Report each line below that carries the word "JSON".

┄┄┄┄┄┄┄┄┄┄┄┄┄┄┄┄┄┄┄┄

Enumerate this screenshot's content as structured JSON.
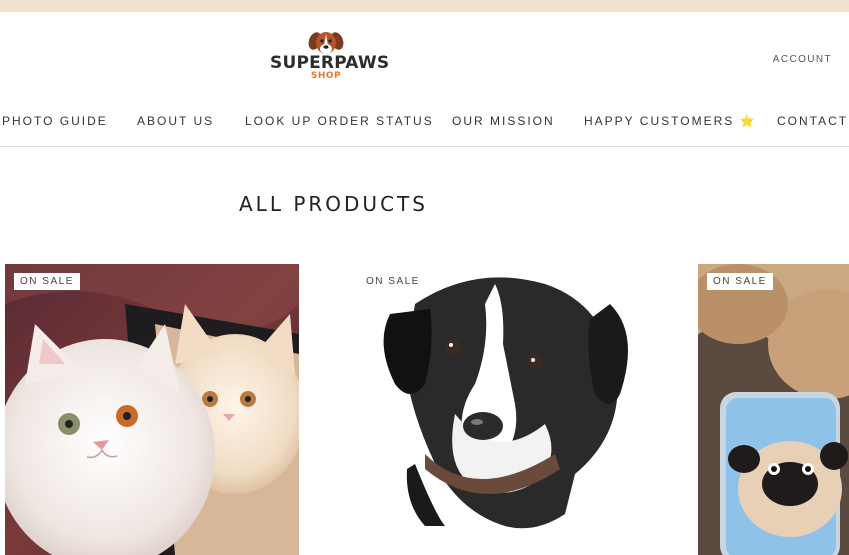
{
  "logo": {
    "name": "SUPERPAWS",
    "sub": "SHOP"
  },
  "header": {
    "account_label": "ACCOUNT"
  },
  "nav": {
    "items": [
      {
        "label": "PHOTO GUIDE"
      },
      {
        "label": "ABOUT US"
      },
      {
        "label": "LOOK UP ORDER STATUS"
      },
      {
        "label": "OUR MISSION"
      },
      {
        "label": "HAPPY CUSTOMERS ⭐"
      },
      {
        "label": "CONTACT"
      }
    ]
  },
  "page": {
    "title": "ALL PRODUCTS"
  },
  "products": [
    {
      "badge": "ON SALE"
    },
    {
      "badge": "ON SALE"
    },
    {
      "badge": "ON SALE"
    }
  ],
  "colors": {
    "announce_bar": "#f1dfcf",
    "logo_accent": "#e07a2c"
  }
}
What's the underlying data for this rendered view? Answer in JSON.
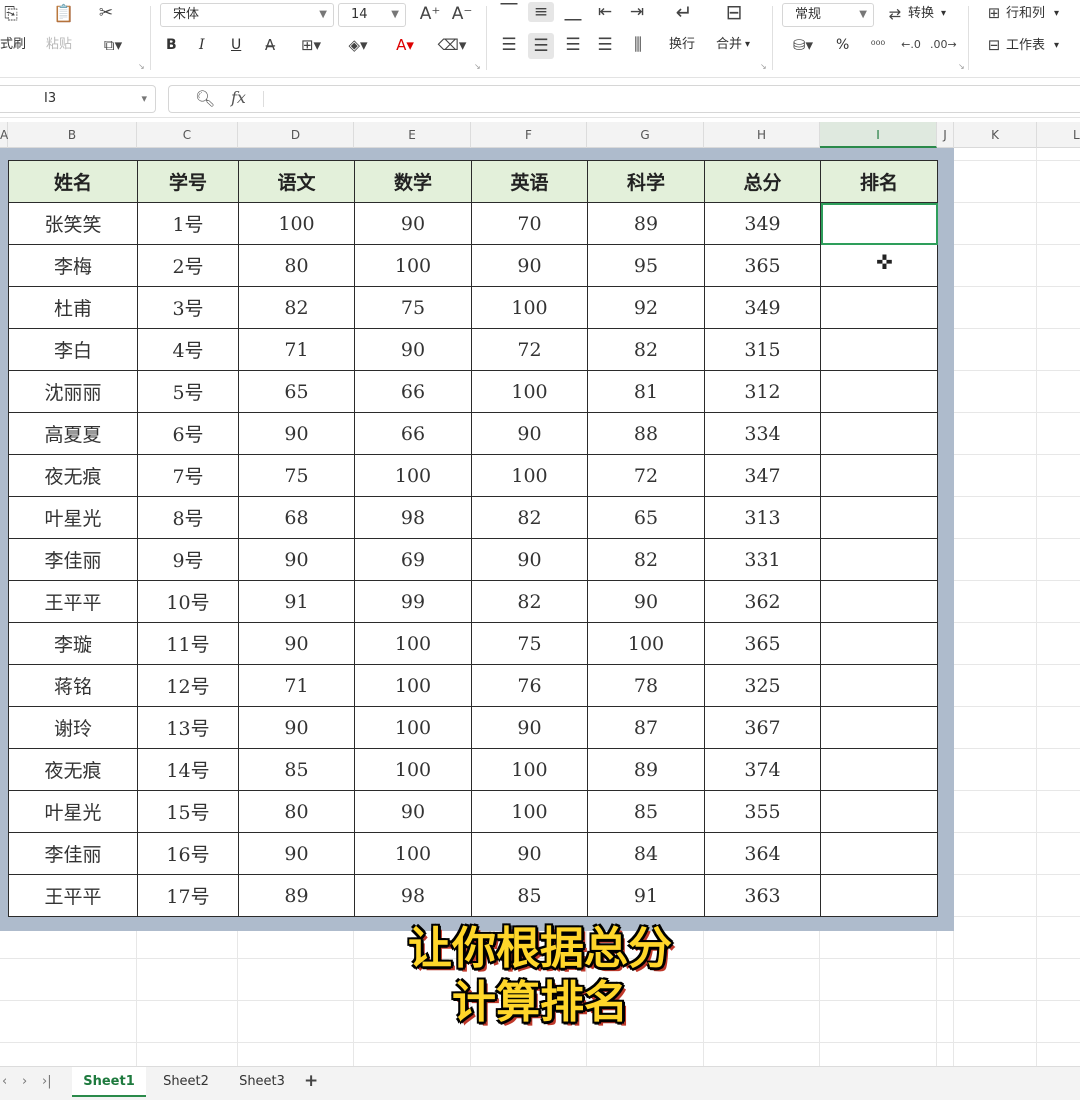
{
  "ribbon": {
    "format_painter": "式刷",
    "paste": "粘贴",
    "font_name": "宋体",
    "font_size": "14",
    "wrap_text": "换行",
    "merge": "合并",
    "number_format": "常规",
    "convert": "转换",
    "rows_cols": "行和列",
    "worksheet": "工作表",
    "bold": "B",
    "italic": "I",
    "underline": "U",
    "percent": "%"
  },
  "formula_bar": {
    "cell_ref": "I3",
    "fx": "fx"
  },
  "columns": [
    "A",
    "B",
    "C",
    "D",
    "E",
    "F",
    "G",
    "H",
    "I",
    "J",
    "K",
    "L"
  ],
  "table": {
    "headers": [
      "姓名",
      "学号",
      "语文",
      "数学",
      "英语",
      "科学",
      "总分",
      "排名"
    ],
    "rows": [
      [
        "张笑笑",
        "1号",
        "100",
        "90",
        "70",
        "89",
        "349",
        ""
      ],
      [
        "李梅",
        "2号",
        "80",
        "100",
        "90",
        "95",
        "365",
        ""
      ],
      [
        "杜甫",
        "3号",
        "82",
        "75",
        "100",
        "92",
        "349",
        ""
      ],
      [
        "李白",
        "4号",
        "71",
        "90",
        "72",
        "82",
        "315",
        ""
      ],
      [
        "沈丽丽",
        "5号",
        "65",
        "66",
        "100",
        "81",
        "312",
        ""
      ],
      [
        "高夏夏",
        "6号",
        "90",
        "66",
        "90",
        "88",
        "334",
        ""
      ],
      [
        "夜无痕",
        "7号",
        "75",
        "100",
        "100",
        "72",
        "347",
        ""
      ],
      [
        "叶星光",
        "8号",
        "68",
        "98",
        "82",
        "65",
        "313",
        ""
      ],
      [
        "李佳丽",
        "9号",
        "90",
        "69",
        "90",
        "82",
        "331",
        ""
      ],
      [
        "王平平",
        "10号",
        "91",
        "99",
        "82",
        "90",
        "362",
        ""
      ],
      [
        "李璇",
        "11号",
        "90",
        "100",
        "75",
        "100",
        "365",
        ""
      ],
      [
        "蒋铭",
        "12号",
        "71",
        "100",
        "76",
        "78",
        "325",
        ""
      ],
      [
        "谢玲",
        "13号",
        "90",
        "100",
        "90",
        "87",
        "367",
        ""
      ],
      [
        "夜无痕",
        "14号",
        "85",
        "100",
        "100",
        "89",
        "374",
        ""
      ],
      [
        "叶星光",
        "15号",
        "80",
        "90",
        "100",
        "85",
        "355",
        ""
      ],
      [
        "李佳丽",
        "16号",
        "90",
        "100",
        "90",
        "84",
        "364",
        ""
      ],
      [
        "王平平",
        "17号",
        "89",
        "98",
        "85",
        "91",
        "363",
        ""
      ]
    ]
  },
  "subtitle": {
    "line1": "让你根据总分",
    "line2": "计算排名"
  },
  "sheets": [
    "Sheet1",
    "Sheet2",
    "Sheet3"
  ],
  "active_sheet": "Sheet1",
  "colors": {
    "header_fill": "#e3f0da",
    "frame": "#aebbcc",
    "selection": "#2e9e5b",
    "subtitle_text": "#ffd62a"
  }
}
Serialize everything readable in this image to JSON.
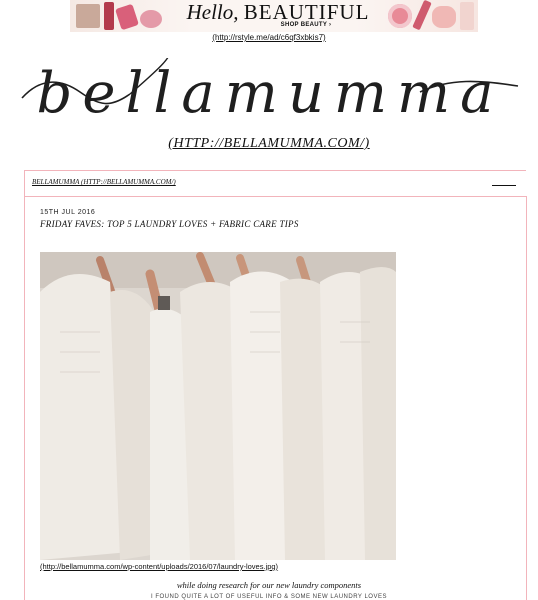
{
  "ad": {
    "headline_italic": "Hello,",
    "headline_caps": "BEAUTIFUL",
    "cta": "SHOP BEAUTY ›",
    "link": "(http://rstyle.me/ad/c6qf3xbkis7)"
  },
  "site": {
    "logo_text": "bellamumma",
    "link": "(HTTP://BELLAMUMMA.COM/)"
  },
  "nav": {
    "breadcrumb": "BELLAMUMMA (HTTP://BELLAMUMMA.COM/)",
    "menu_icon": "hamburger-icon"
  },
  "post": {
    "date": "15TH JUL 2016",
    "title": "FRIDAY FAVES: TOP 5 LAUNDRY LOVES + FABRIC CARE TIPS",
    "image_caption": "(http://bellamumma.com/wp-content/uploads/2016/07/laundry-loves.jpg)",
    "intro": "while doing research for our new laundry components",
    "cutoff": "I FOUND QUITE A LOT OF USEFUL INFO & SOME NEW LAUNDRY LOVES"
  },
  "colors": {
    "accent_rule": "#f2b4bb",
    "text": "#111111"
  }
}
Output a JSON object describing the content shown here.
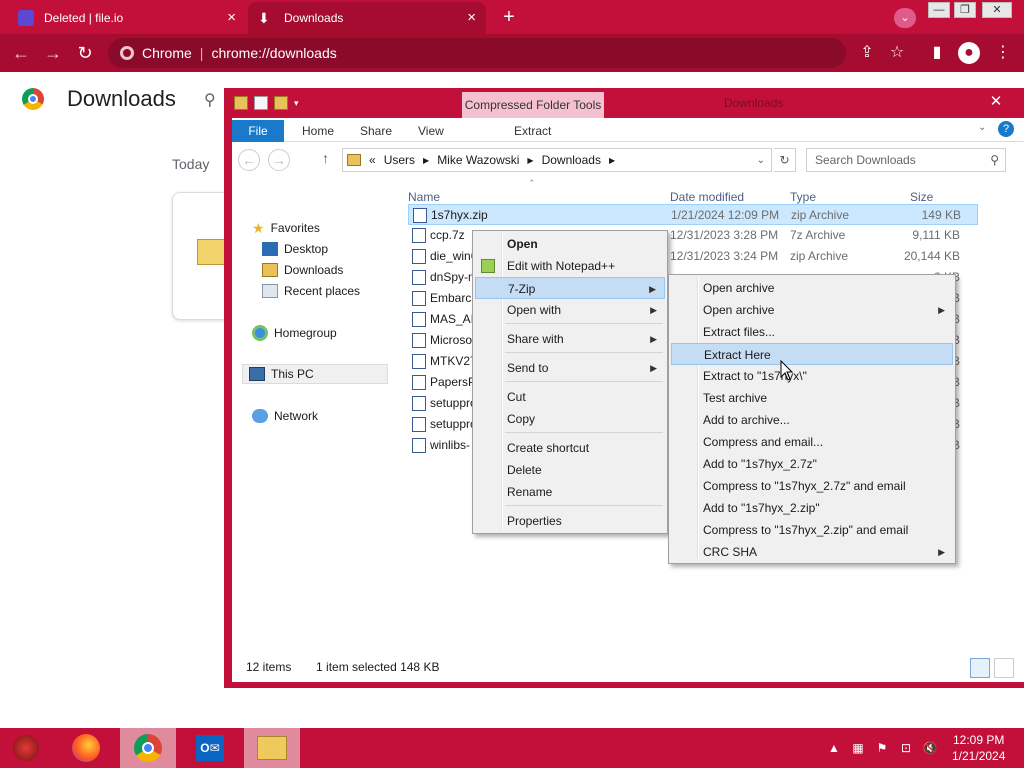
{
  "chrome": {
    "tabs": [
      {
        "title": "Deleted | file.io"
      },
      {
        "title": "Downloads"
      }
    ],
    "omnibox": {
      "scheme_label": "Chrome",
      "url": "chrome://downloads"
    },
    "page": {
      "title": "Downloads",
      "date_group": "Today"
    }
  },
  "explorer": {
    "title": "Downloads",
    "contextual_tab": "Compressed Folder Tools",
    "ribbon_tabs": [
      "File",
      "Home",
      "Share",
      "View",
      "Extract"
    ],
    "breadcrumb": [
      "«",
      "Users",
      "Mike Wazowski",
      "Downloads"
    ],
    "search_placeholder": "Search Downloads",
    "columns": {
      "name": "Name",
      "date": "Date modified",
      "type": "Type",
      "size": "Size"
    },
    "nav": {
      "favorites": "Favorites",
      "desktop": "Desktop",
      "downloads": "Downloads",
      "recent": "Recent places",
      "homegroup": "Homegroup",
      "this_pc": "This PC",
      "network": "Network"
    },
    "files": [
      {
        "name": "1s7hyx.zip",
        "date": "1/21/2024 12:09 PM",
        "type": "zip Archive",
        "size": "149 KB",
        "selected": true
      },
      {
        "name": "ccp.7z",
        "date": "12/31/2023 3:28 PM",
        "type": "7z Archive",
        "size": "9,111 KB"
      },
      {
        "name": "die_win6",
        "date": "12/31/2023 3:24 PM",
        "type": "zip Archive",
        "size": "20,144 KB"
      },
      {
        "name": "dnSpy-n",
        "date": "",
        "type": "",
        "size": "2 KB"
      },
      {
        "name": "Embarca",
        "date": "",
        "type": "",
        "size": "2 KB"
      },
      {
        "name": "MAS_AI",
        "date": "",
        "type": "",
        "size": "5 KB"
      },
      {
        "name": "Microso",
        "date": "",
        "type": "",
        "size": "2 KB"
      },
      {
        "name": "MTKV27",
        "date": "",
        "type": "",
        "size": "2 KB"
      },
      {
        "name": "PapersP",
        "date": "",
        "type": "",
        "size": "0 KB"
      },
      {
        "name": "setuppro",
        "date": "",
        "type": "",
        "size": "4 KB"
      },
      {
        "name": "setuppro",
        "date": "",
        "type": "",
        "size": "4 KB"
      },
      {
        "name": "winlibs-",
        "date": "",
        "type": "",
        "size": "2 KB"
      }
    ],
    "status": {
      "count": "12 items",
      "selection": "1 item selected  148 KB"
    }
  },
  "context_menu": {
    "items": [
      "Open",
      "Edit with Notepad++",
      "7-Zip",
      "Open with",
      "Share with",
      "Send to",
      "Cut",
      "Copy",
      "Create shortcut",
      "Delete",
      "Rename",
      "Properties"
    ]
  },
  "zip_menu": {
    "items": [
      "Open archive",
      "Open archive",
      "Extract files...",
      "Extract Here",
      "Extract to \"1s7hyx\\\"",
      "Test archive",
      "Add to archive...",
      "Compress and email...",
      "Add to \"1s7hyx_2.7z\"",
      "Compress to \"1s7hyx_2.7z\" and email",
      "Add to \"1s7hyx_2.zip\"",
      "Compress to \"1s7hyx_2.zip\" and email",
      "CRC SHA"
    ]
  },
  "taskbar": {
    "time": "12:09 PM",
    "date": "1/21/2024"
  },
  "colors": {
    "accent": "#c3103b",
    "accent_dark": "#a60c30",
    "selection": "#cce8ff",
    "menu_highlight": "#c4dcf4"
  }
}
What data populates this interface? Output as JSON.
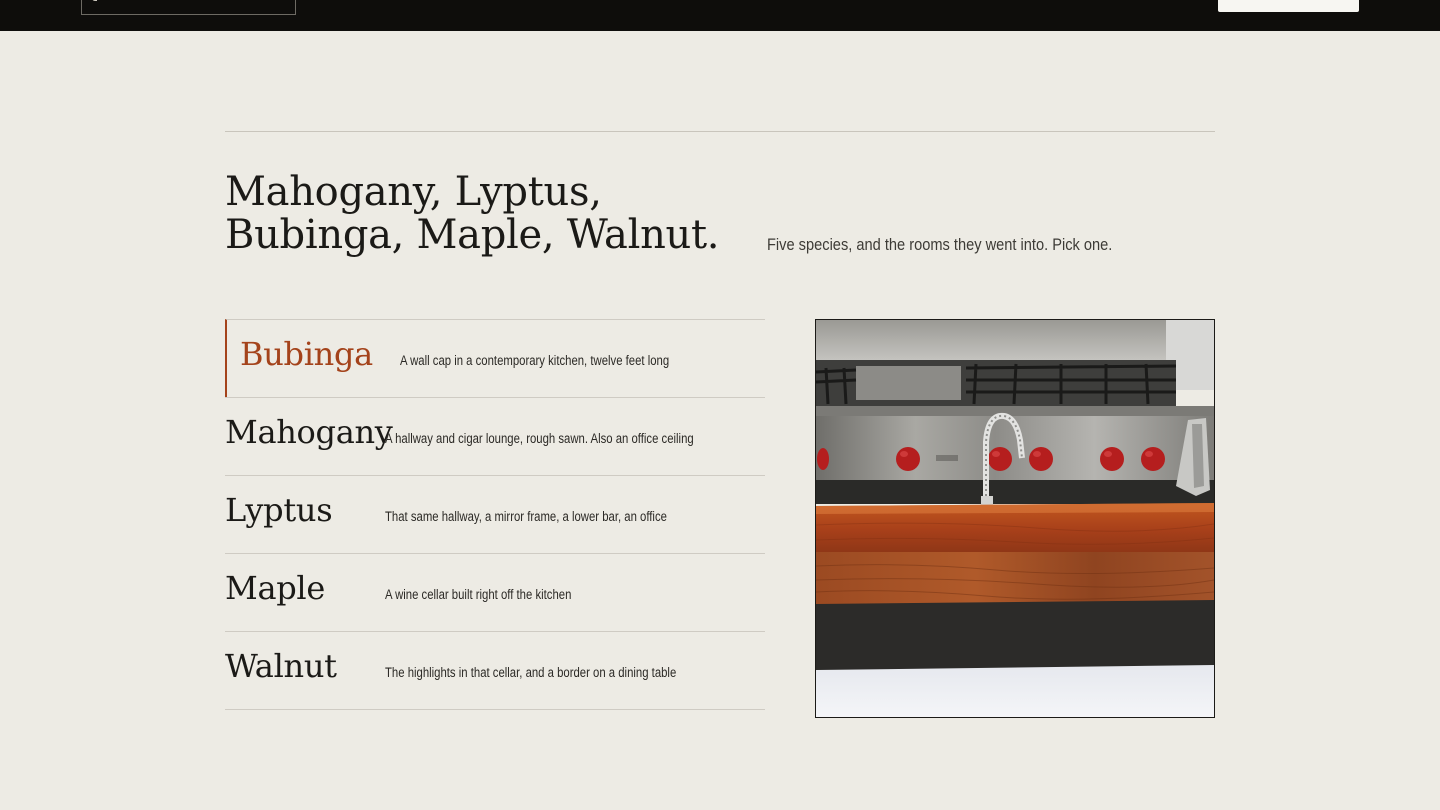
{
  "colors": {
    "page_background": "#edebe4",
    "topbar_background": "#0e0d0b",
    "accent": "#a4431b",
    "text": "#1b1a17"
  },
  "header": {
    "search_icon": "search-icon"
  },
  "main": {
    "headline": "Mahogany, Lyptus, Bubinga, Maple, Walnut.",
    "intro": "Five species, and the rooms they went into. Pick one."
  },
  "species": [
    {
      "name": "Bubinga",
      "description": "A wall cap in a contemporary kitchen, twelve feet long",
      "selected": true
    },
    {
      "name": "Mahogany",
      "description": "A hallway and cigar lounge, rough sawn. Also an office ceiling",
      "selected": false
    },
    {
      "name": "Lyptus",
      "description": "That same hallway, a mirror frame, a lower bar, an office",
      "selected": false
    },
    {
      "name": "Maple",
      "description": "A wine cellar built right off the kitchen",
      "selected": false
    },
    {
      "name": "Walnut",
      "description": "The highlights in that cellar, and a border on a dining table",
      "selected": false
    }
  ]
}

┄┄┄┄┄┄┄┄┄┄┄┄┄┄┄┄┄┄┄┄

- _RESULT BELOW_
Enumerate this screenshot's content as structured JSON.
What's the underlying data for this rendered view? Answer in JSON.
Serialize everything readable in this image to JSON.
Output a JSON object describing the content shown here.
What data populates this interface? Output as JSON.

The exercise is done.